(Indianapolis, Ind.) - Indiana lawmakers are backing away from a controversial bill that would have required schools to arm a staff member.
Under Senate Bill 1, every public school in the state would have been required to have an armed staff member – a resource officer, principal, teacher, or other staffer – on site during class hours.
On Thursday, the House used a voice vote to amend the bill and remove the provision about arming school employees. That idea has been sent to a summer study committee which will send a recommendation to state lawmakers next year.
State Rep. Jud McMillin (R-Brookville) proposed the amendment to study the idea further.
“We said we’ll just kind of take a deep breath and say ‘Let’s take some time and look at this,’” McMillin told Eagle 99.3.
McMillin said he’s not sure whether or not an armed school employee is the right answer.
“I don’t think it’s the right message to be sending out that there will never be any barriers to people who want to do harm to students in a school…,” he said. “But at the same time, whenever you put firearms in schools you’re creating a hazard there as well.”
Last week during a committee hearing, SB 1 was amended by State Rep. Jim Lucas (R-Seymour) to require a staffer armed with a loaded firearm in every public and charter school in Indiana. The amendment came on the same day the National Rifle Association released its school safety plan recommending armed staff in schools.
Democrats and Republicans alike, including Governor Mike Pence and State Superintendent of Public Instruction Glenda Ritz, both voiced opposition to the requirement. Pence said decisions ocn school safety should be made by local school districts.
The requirement provision didn't last long. The bill was amended earlier this week to make it optional.
While many high schools in southeast Indiana employ a school resource officer who is sometimes armed, McMillin said Indiana law currently allows individual school corporations to determine if employees can carry a gun on campus.

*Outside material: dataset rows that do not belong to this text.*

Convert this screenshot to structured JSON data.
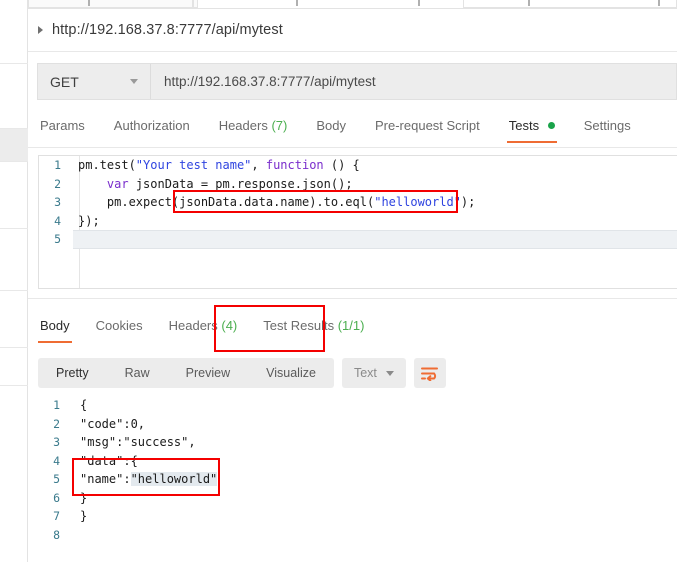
{
  "app": "Postman",
  "tab_strip": {
    "tabs": [
      {
        "label": "",
        "active": false
      },
      {
        "label": "",
        "active": false
      },
      {
        "label": "",
        "active": true
      }
    ]
  },
  "breadcrumb": {
    "caret_icon": "caret-right-icon",
    "text": "http://192.168.37.8:7777/api/mytest"
  },
  "url_bar": {
    "method": "GET",
    "method_caret_icon": "chevron-down-icon",
    "url": "http://192.168.37.8:7777/api/mytest"
  },
  "request_tabs": [
    {
      "label": "Params",
      "count": "",
      "active": false,
      "dot": false
    },
    {
      "label": "Authorization",
      "count": "",
      "active": false,
      "dot": false
    },
    {
      "label": "Headers",
      "count": "(7)",
      "active": false,
      "dot": false
    },
    {
      "label": "Body",
      "count": "",
      "active": false,
      "dot": false
    },
    {
      "label": "Pre-request Script",
      "count": "",
      "active": false,
      "dot": false
    },
    {
      "label": "Tests",
      "count": "",
      "active": true,
      "dot": true
    },
    {
      "label": "Settings",
      "count": "",
      "active": false,
      "dot": false
    }
  ],
  "script_editor": {
    "lines": [
      {
        "number": "1",
        "tokens": [
          {
            "t": "pm.test(",
            "c": "plain"
          },
          {
            "t": "\"Your test name\"",
            "c": "str"
          },
          {
            "t": ", ",
            "c": "plain"
          },
          {
            "t": "function",
            "c": "kw"
          },
          {
            "t": " () {",
            "c": "plain"
          }
        ]
      },
      {
        "number": "2",
        "tokens": [
          {
            "t": "    ",
            "c": "plain"
          },
          {
            "t": "var",
            "c": "kw"
          },
          {
            "t": " jsonData = pm.response.json();",
            "c": "plain"
          }
        ]
      },
      {
        "number": "3",
        "tokens": [
          {
            "t": "    pm.expect(jsonData.data.name).to.eql(",
            "c": "plain"
          },
          {
            "t": "\"helloworld\"",
            "c": "str"
          },
          {
            "t": ");",
            "c": "plain"
          }
        ]
      },
      {
        "number": "4",
        "tokens": [
          {
            "t": "});",
            "c": "plain"
          }
        ]
      },
      {
        "number": "5",
        "tokens": [],
        "active": true
      }
    ]
  },
  "response_tabs": [
    {
      "label": "Body",
      "count": "",
      "active": true
    },
    {
      "label": "Cookies",
      "count": "",
      "active": false
    },
    {
      "label": "Headers",
      "count": "(4)",
      "active": false
    },
    {
      "label": "Test Results",
      "count": "(1/1)",
      "active": false
    }
  ],
  "response_toolbar": {
    "formats": [
      {
        "label": "Pretty",
        "active": true
      },
      {
        "label": "Raw",
        "active": false
      },
      {
        "label": "Preview",
        "active": false
      },
      {
        "label": "Visualize",
        "active": false
      }
    ],
    "type": "Text",
    "type_caret_icon": "chevron-down-icon",
    "wrap_icon": "wrap-text-icon"
  },
  "response_body": {
    "lines": [
      {
        "number": "1",
        "text": "{"
      },
      {
        "number": "2",
        "text": "\"code\":0,"
      },
      {
        "number": "3",
        "text": "\"msg\":\"success\","
      },
      {
        "number": "4",
        "text": "\"data\":{"
      },
      {
        "number": "5",
        "text": "\"name\":",
        "highlight": "\"helloworld\""
      },
      {
        "number": "6",
        "text": "}"
      },
      {
        "number": "7",
        "text": "}"
      },
      {
        "number": "8",
        "text": ""
      }
    ]
  },
  "annotations": {
    "color": "#f40000",
    "boxes": [
      {
        "name": "expect-assertion-highlight"
      },
      {
        "name": "test-results-tab-highlight"
      },
      {
        "name": "response-data-name-highlight"
      }
    ]
  }
}
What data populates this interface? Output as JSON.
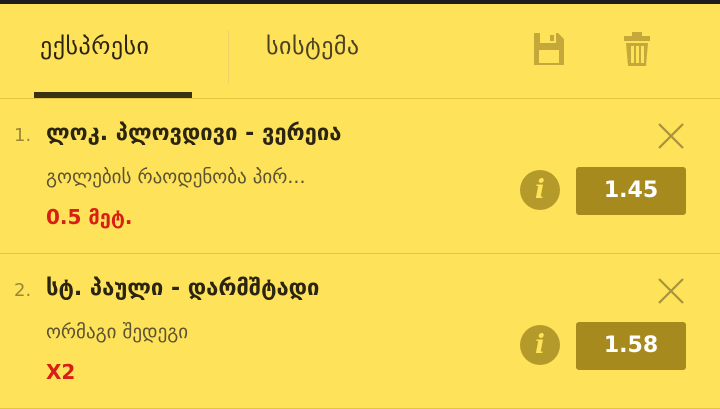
{
  "tabs": {
    "express_label": "ექსპრესი",
    "system_label": "სისტემა"
  },
  "toolbar": {
    "save_icon": "save-icon",
    "delete_icon": "trash-icon"
  },
  "bets": [
    {
      "index": "1.",
      "match": "ლოკ. პლოვდივი - ვერეია",
      "market": "გოლების რაოდენობა პირ...",
      "pick": "0.5 მეტ.",
      "odds": "1.45"
    },
    {
      "index": "2.",
      "match": "სტ. პაული - დარმშტადი",
      "market": "ორმაგი შედეგი",
      "pick": "X2",
      "odds": "1.58"
    }
  ],
  "colors": {
    "background": "#fde25a",
    "odds_button": "#a68a1e",
    "pick_text": "#d81f14",
    "info_icon": "#b49a2a"
  }
}
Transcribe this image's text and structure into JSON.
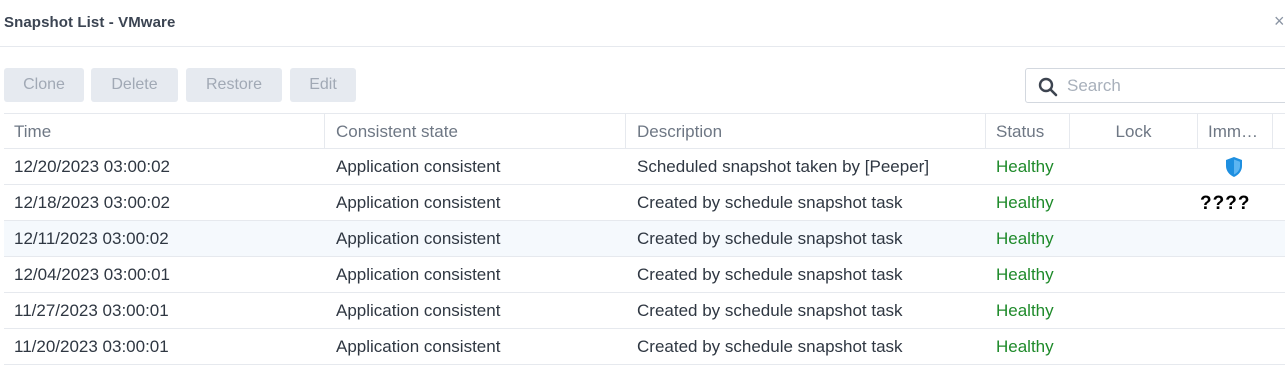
{
  "window": {
    "title": "Snapshot List - VMware",
    "close_glyph": "×"
  },
  "toolbar": {
    "clone_label": "Clone",
    "delete_label": "Delete",
    "restore_label": "Restore",
    "edit_label": "Edit"
  },
  "search": {
    "placeholder": "Search",
    "value": ""
  },
  "table": {
    "columns": [
      "Time",
      "Consistent state",
      "Description",
      "Status",
      "Lock",
      "Imm…"
    ],
    "rows": [
      {
        "time": "12/20/2023 03:00:02",
        "state": "Application consistent",
        "description": "Scheduled snapshot taken by [Peeper]",
        "status": "Healthy",
        "lock": "",
        "immutable": "shield-icon"
      },
      {
        "time": "12/18/2023 03:00:02",
        "state": "Application consistent",
        "description": "Created by schedule snapshot task",
        "status": "Healthy",
        "lock": "",
        "immutable": "????"
      },
      {
        "time": "12/11/2023 03:00:02",
        "state": "Application consistent",
        "description": "Created by schedule snapshot task",
        "status": "Healthy",
        "lock": "",
        "immutable": ""
      },
      {
        "time": "12/04/2023 03:00:01",
        "state": "Application consistent",
        "description": "Created by schedule snapshot task",
        "status": "Healthy",
        "lock": "",
        "immutable": ""
      },
      {
        "time": "11/27/2023 03:00:01",
        "state": "Application consistent",
        "description": "Created by schedule snapshot task",
        "status": "Healthy",
        "lock": "",
        "immutable": ""
      },
      {
        "time": "11/20/2023 03:00:01",
        "state": "Application consistent",
        "description": "Created by schedule snapshot task",
        "status": "Healthy",
        "lock": "",
        "immutable": ""
      }
    ]
  },
  "colors": {
    "healthy": "#1e8a2a",
    "shield": "#1e8fe0",
    "selected_row": "#f5f9fd",
    "button_bg": "#e6eaf0"
  }
}
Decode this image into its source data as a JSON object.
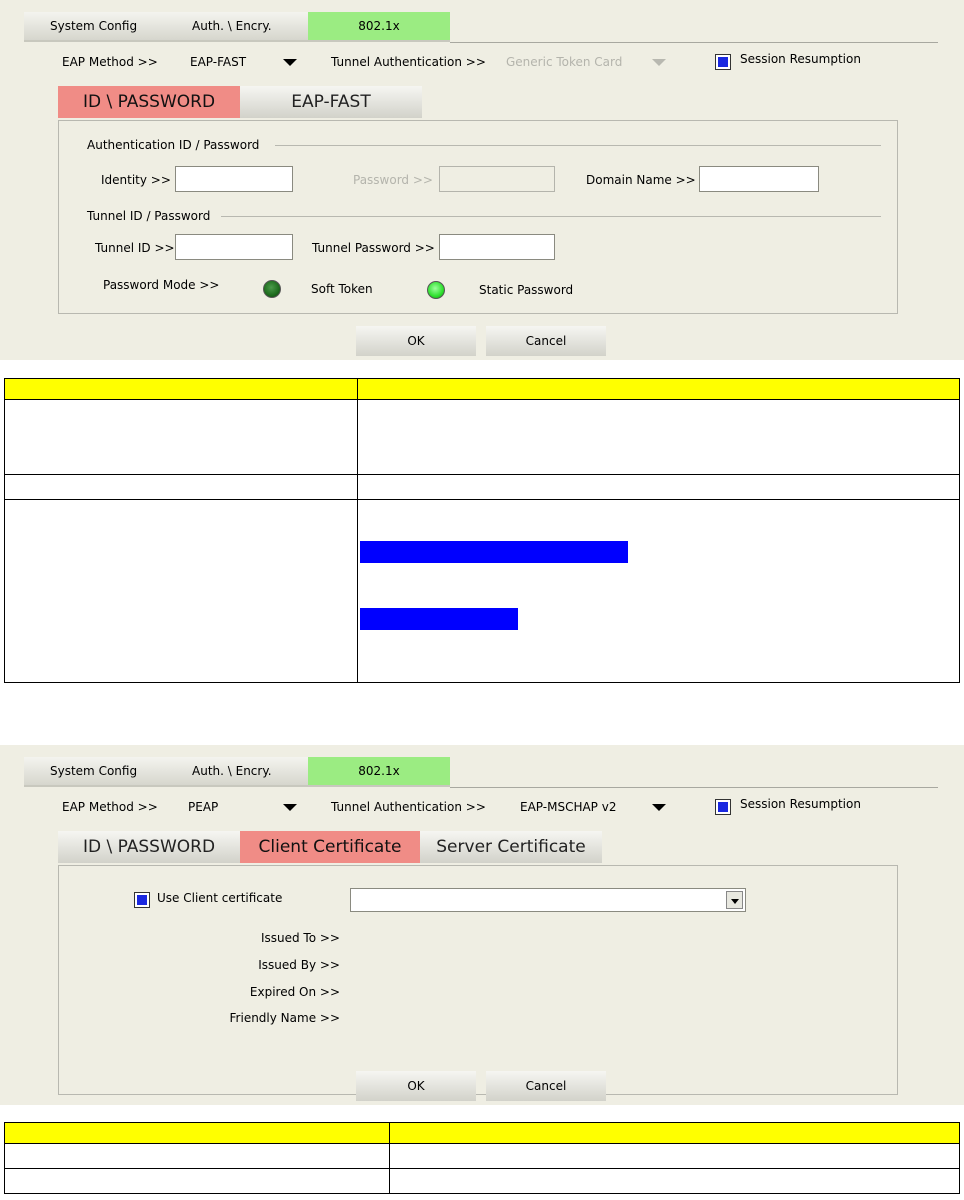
{
  "panel1": {
    "top_tabs": [
      "System Config",
      "Auth. \\ Encry.",
      "802.1x"
    ],
    "eap_method_label": "EAP Method >>",
    "eap_method_value": "EAP-FAST",
    "tunnel_auth_label": "Tunnel Authentication >>",
    "tunnel_auth_value": "Generic Token Card",
    "session_resumption": "Session Resumption",
    "sub_tabs": [
      "ID \\ PASSWORD",
      "EAP-FAST"
    ],
    "auth_section": "Authentication ID / Password",
    "identity_label": "Identity >>",
    "password_label": "Password >>",
    "domain_label": "Domain Name >>",
    "tunnel_section": "Tunnel ID / Password",
    "tunnel_id_label": "Tunnel ID >>",
    "tunnel_password_label": "Tunnel Password >>",
    "password_mode_label": "Password Mode >>",
    "soft_token": "Soft Token",
    "static_password": "Static Password",
    "ok": "OK",
    "cancel": "Cancel"
  },
  "panel2": {
    "top_tabs": [
      "System Config",
      "Auth. \\ Encry.",
      "802.1x"
    ],
    "eap_method_label": "EAP Method >>",
    "eap_method_value": "PEAP",
    "tunnel_auth_label": "Tunnel Authentication >>",
    "tunnel_auth_value": "EAP-MSCHAP v2",
    "session_resumption": "Session Resumption",
    "sub_tabs": [
      "ID \\ PASSWORD",
      "Client Certificate",
      "Server Certificate"
    ],
    "use_client_cert": "Use Client certificate",
    "issued_to": "Issued To >>",
    "issued_by": "Issued By >>",
    "expired_on": "Expired On >>",
    "friendly_name": "Friendly Name >>",
    "ok": "OK",
    "cancel": "Cancel"
  },
  "colors": {
    "panel_bg": "#efeee3",
    "active_top_tab": "#9bec82",
    "active_sub_tab": "#f08c86",
    "table_header": "#ffff00",
    "highlight": "#0000ff"
  }
}
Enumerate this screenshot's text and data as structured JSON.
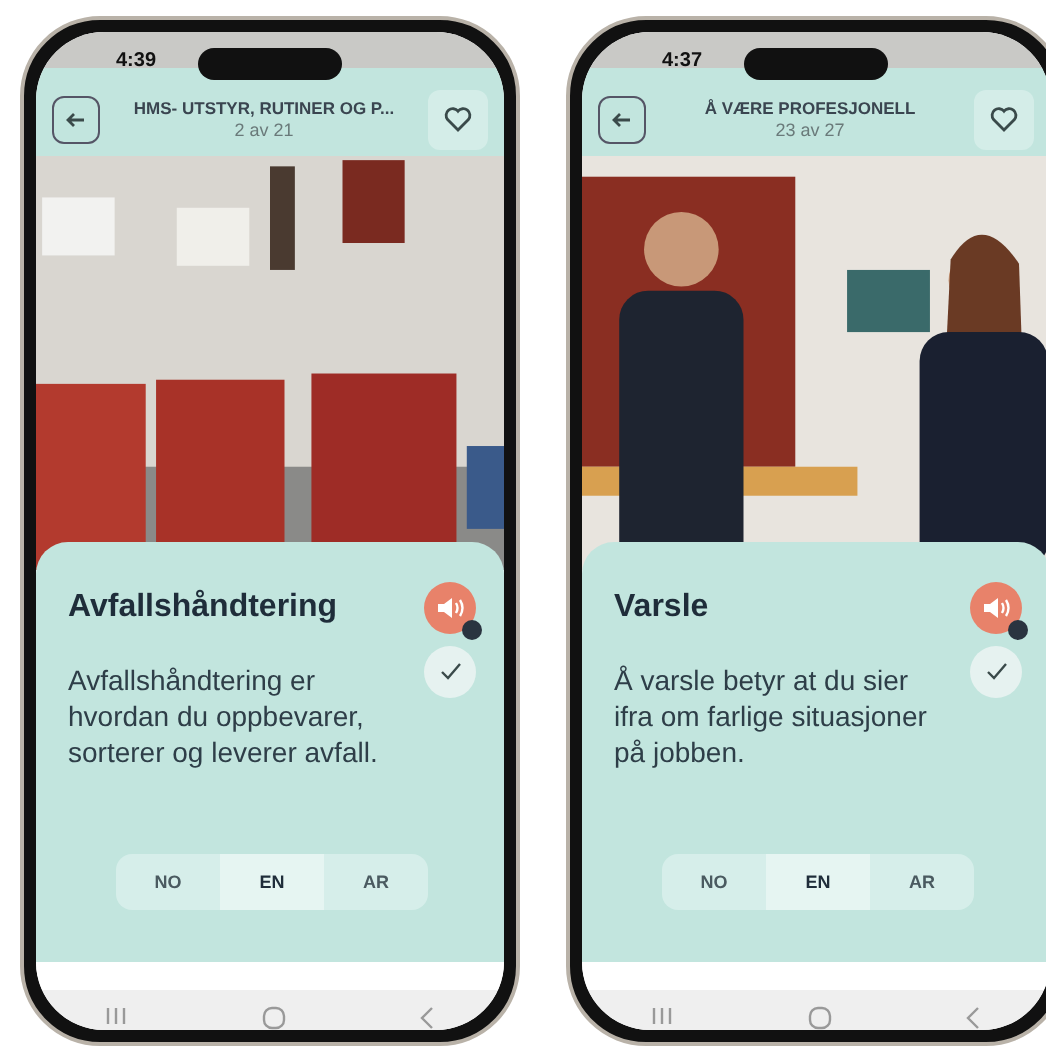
{
  "phones": [
    {
      "status_time": "4:39",
      "title": "HMS- UTSTYR, RUTINER OG P...",
      "counter": "2 av 21",
      "card": {
        "heading": "Avfallshåndtering",
        "body": "Avfallshåndtering er hvordan du oppbevarer, sorterer og leverer avfall.",
        "done": false,
        "languages": [
          {
            "label": "NO",
            "selected": false
          },
          {
            "label": "EN",
            "selected": true
          },
          {
            "label": "AR",
            "selected": false
          }
        ]
      }
    },
    {
      "status_time": "4:37",
      "title": "Å VÆRE PROFESJONELL",
      "counter": "23 av 27",
      "card": {
        "heading": "Varsle",
        "body": "Å varsle betyr at du sier ifra om farlige situasjoner på jobben.",
        "done": false,
        "languages": [
          {
            "label": "NO",
            "selected": false
          },
          {
            "label": "EN",
            "selected": true
          },
          {
            "label": "AR",
            "selected": false
          }
        ]
      }
    }
  ]
}
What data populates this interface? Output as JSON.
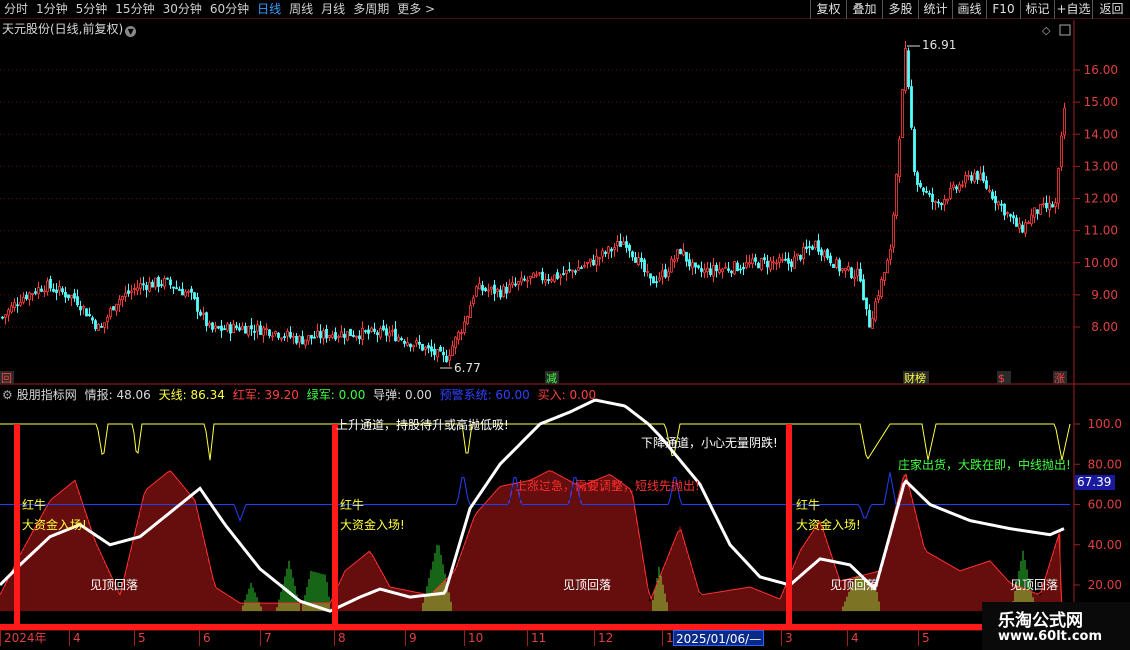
{
  "periods": [
    "分时",
    "1分钟",
    "5分钟",
    "15分钟",
    "30分钟",
    "60分钟",
    "日线",
    "周线",
    "月线",
    "多周期",
    "更多 >"
  ],
  "active_period": "日线",
  "tools": [
    "复权",
    "叠加",
    "多股",
    "统计",
    "画线",
    "F10",
    "标记",
    "+自选",
    "返回"
  ],
  "stock_caption": "天元股份(日线,前复权)",
  "price_axis": [
    "16.00",
    "15.00",
    "14.00",
    "13.00",
    "12.00",
    "11.00",
    "10.00",
    "9.00",
    "8.00"
  ],
  "price_high_label": "16.91",
  "price_low_label": "6.77",
  "event_markers": [
    {
      "label": "回",
      "color": "#ff4040"
    },
    {
      "label": "减",
      "color": "#40ff40"
    },
    {
      "label": "财榜",
      "color": "#ffff40"
    },
    {
      "label": "$",
      "color": "#ff4040"
    },
    {
      "label": "涨",
      "color": "#ff4040"
    }
  ],
  "indicator": {
    "name": "股朋指标网",
    "values": [
      {
        "text": "情报: 48.06",
        "color": "#d8d8d8"
      },
      {
        "text": "天线: 86.34",
        "color": "#ffff40"
      },
      {
        "text": "红军: 39.20",
        "color": "#ff4040"
      },
      {
        "text": "绿军: 0.00",
        "color": "#40ff40"
      },
      {
        "text": "导弹: 0.00",
        "color": "#d8d8d8"
      },
      {
        "text": "预警系统: 60.00",
        "color": "#3040ff"
      },
      {
        "text": "买入: 0.00",
        "color": "#ff4040"
      }
    ]
  },
  "ind_axis": [
    "100.0",
    "80.00",
    "60.00",
    "40.00",
    "20.00"
  ],
  "ind_current": "67.39",
  "annotations": {
    "red_bull": "红牛",
    "big_money": "大资金入场!",
    "see_top": "见顶回落",
    "up_channel": "上升通道，持股待升或高抛低吸!",
    "down_channel": "下降通道，小心无量阴跌!",
    "rise_too_fast": "上涨过急，需要调整，短线先抛出!",
    "dealer_out": "庄家出货，大跌在即，中线抛出!"
  },
  "date_axis": [
    "2024年",
    "4",
    "5",
    "6",
    "7",
    "8",
    "9",
    "10",
    "11",
    "12",
    "1",
    "3",
    "4",
    "5"
  ],
  "selected_date": "2025/01/06/—",
  "logo": {
    "name": "乐淘公式网",
    "url": "www.60lt.com"
  },
  "colors": {
    "up": "#ff3c3c",
    "down": "#54ffff",
    "line_yellow": "#ffff40",
    "line_blue": "#2040ff",
    "border": "#a02020"
  }
}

SB1 is still alive with its original intention to provide funding in the form of grants for school resource officers to work with local law enforcement to study their schools' security situations and put together security plans.